Task directions -
Report the lines of the data below that contain the string "note".

Task material -
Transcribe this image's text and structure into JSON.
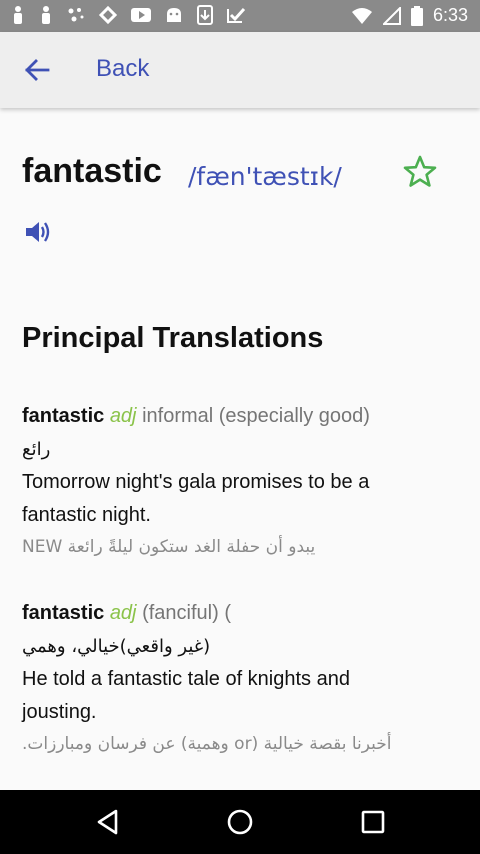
{
  "status_bar": {
    "time": "6:33",
    "icons": [
      "person-icon",
      "person-icon",
      "dots-icon",
      "sync-icon",
      "video-icon",
      "android-icon",
      "download-icon",
      "check-icon",
      "wifi-icon",
      "signal-icon",
      "battery-icon"
    ]
  },
  "app_bar": {
    "back_label": "Back"
  },
  "entry": {
    "headword": "fantastic",
    "pronunciation": "/fæn'tæstɪk/",
    "favorite_icon": "star-outline-icon",
    "audio_icon": "speaker-icon",
    "accent_color": "#3f51b5",
    "pos_color": "#8bc34a"
  },
  "section": {
    "title": "Principal Translations"
  },
  "translations": [
    {
      "word": "fantastic",
      "pos": "adj",
      "note": "informal (especially good)",
      "arabic": "رائع",
      "example_en": "Tomorrow night's gala promises to be a fantastic night.",
      "example_ar": "يبدو أن حفلة الغد ستكون ليلةً رائعة NEW"
    },
    {
      "word": "fantastic",
      "pos": "adj",
      "note": "(fanciful) (",
      "arabic": "(غير واقعي)خيالي، وهمي",
      "example_en": "He told a fantastic tale of knights and jousting.",
      "example_ar": "أخبرنا بقصة خيالية (or وهمية) عن فرسان ومبارزات."
    }
  ],
  "nav_bar": {
    "buttons": [
      "back-triangle-icon",
      "home-circle-icon",
      "recents-square-icon"
    ]
  }
}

Your response -
      "note": "informal (especially good)",
      "note": "(fanciful) (",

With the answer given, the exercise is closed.